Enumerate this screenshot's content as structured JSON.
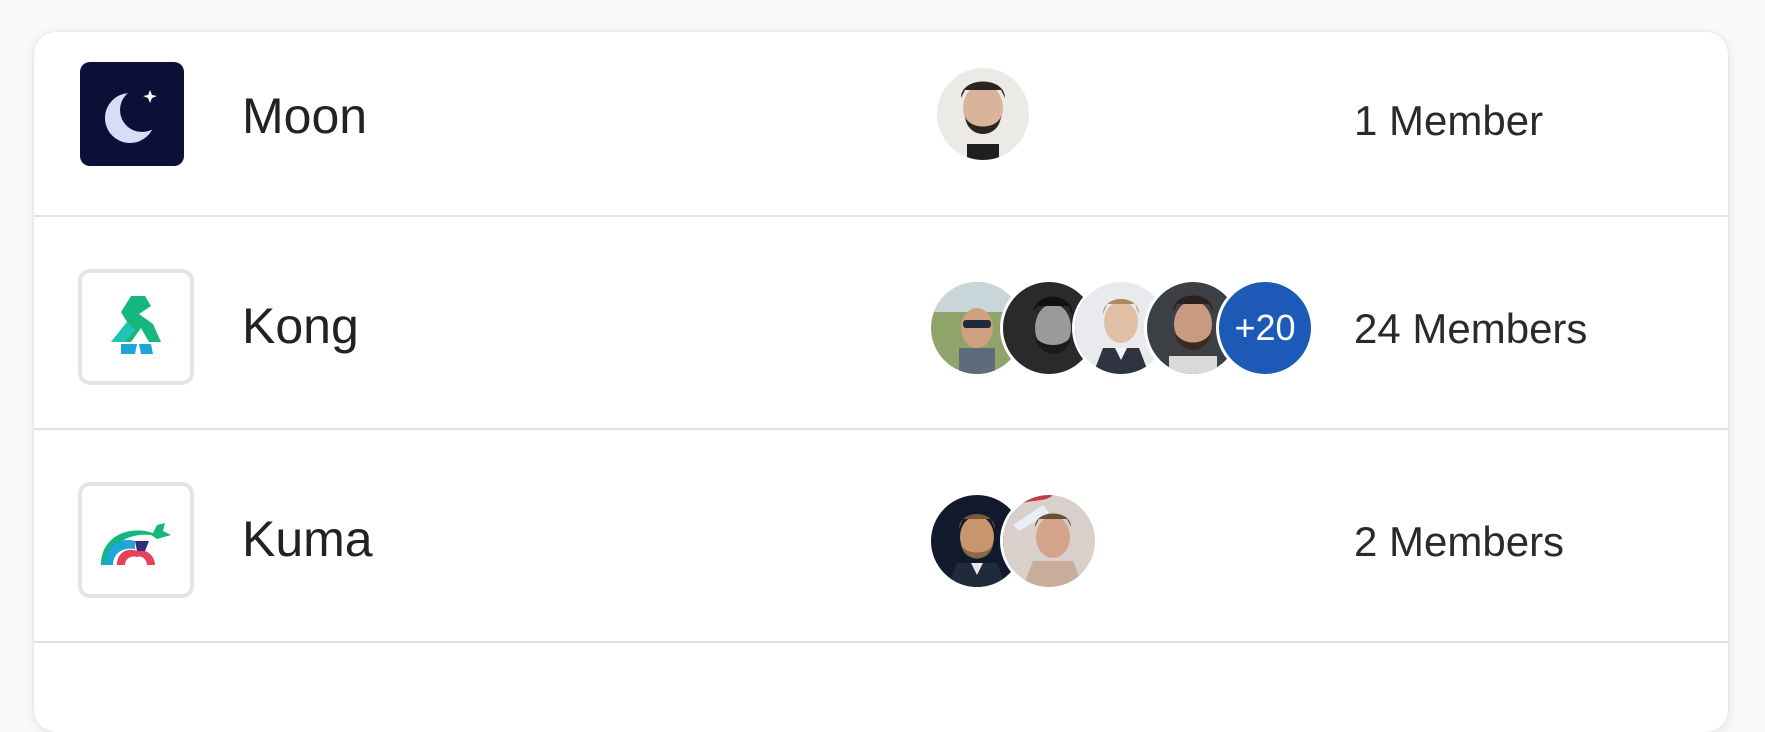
{
  "teams": [
    {
      "name": "Moon",
      "logo_icon": "moon-logo-icon",
      "member_count_label": "1 Member",
      "avatars": [
        "member-avatar"
      ],
      "extra_label": ""
    },
    {
      "name": "Kong",
      "logo_icon": "kong-logo-icon",
      "member_count_label": "24 Members",
      "avatars": [
        "member-avatar",
        "member-avatar",
        "member-avatar",
        "member-avatar"
      ],
      "extra_label": "+20"
    },
    {
      "name": "Kuma",
      "logo_icon": "kuma-logo-icon",
      "member_count_label": "2 Members",
      "avatars": [
        "member-avatar",
        "member-avatar"
      ],
      "extra_label": ""
    }
  ],
  "colors": {
    "more_badge": "#1d5ab8",
    "moon_bg": "#0b1038",
    "kong_green": "#15b77e",
    "kong_teal": "#1fc3b8"
  }
}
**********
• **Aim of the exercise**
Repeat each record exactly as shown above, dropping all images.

• **Task solution**
Enumerate this screenshot's content as structured JSON.
{
  "teams": [
    {
      "name": "Moon",
      "logo_icon": "moon-logo-icon",
      "member_count_label": "1 Member",
      "avatars": [
        "member-avatar"
      ],
      "extra_label": ""
    },
    {
      "name": "Kong",
      "logo_icon": "kong-logo-icon",
      "member_count_label": "24 Members",
      "avatars": [
        "member-avatar",
        "member-avatar",
        "member-avatar",
        "member-avatar"
      ],
      "extra_label": "+20"
    },
    {
      "name": "Kuma",
      "logo_icon": "kuma-logo-icon",
      "member_count_label": "2 Members",
      "avatars": [
        "member-avatar",
        "member-avatar"
      ],
      "extra_label": ""
    }
  ],
  "colors": {
    "more_badge": "#1d5ab8",
    "moon_bg": "#0b1038",
    "kong_green": "#15b77e",
    "kong_teal": "#1fc3b8"
  }
}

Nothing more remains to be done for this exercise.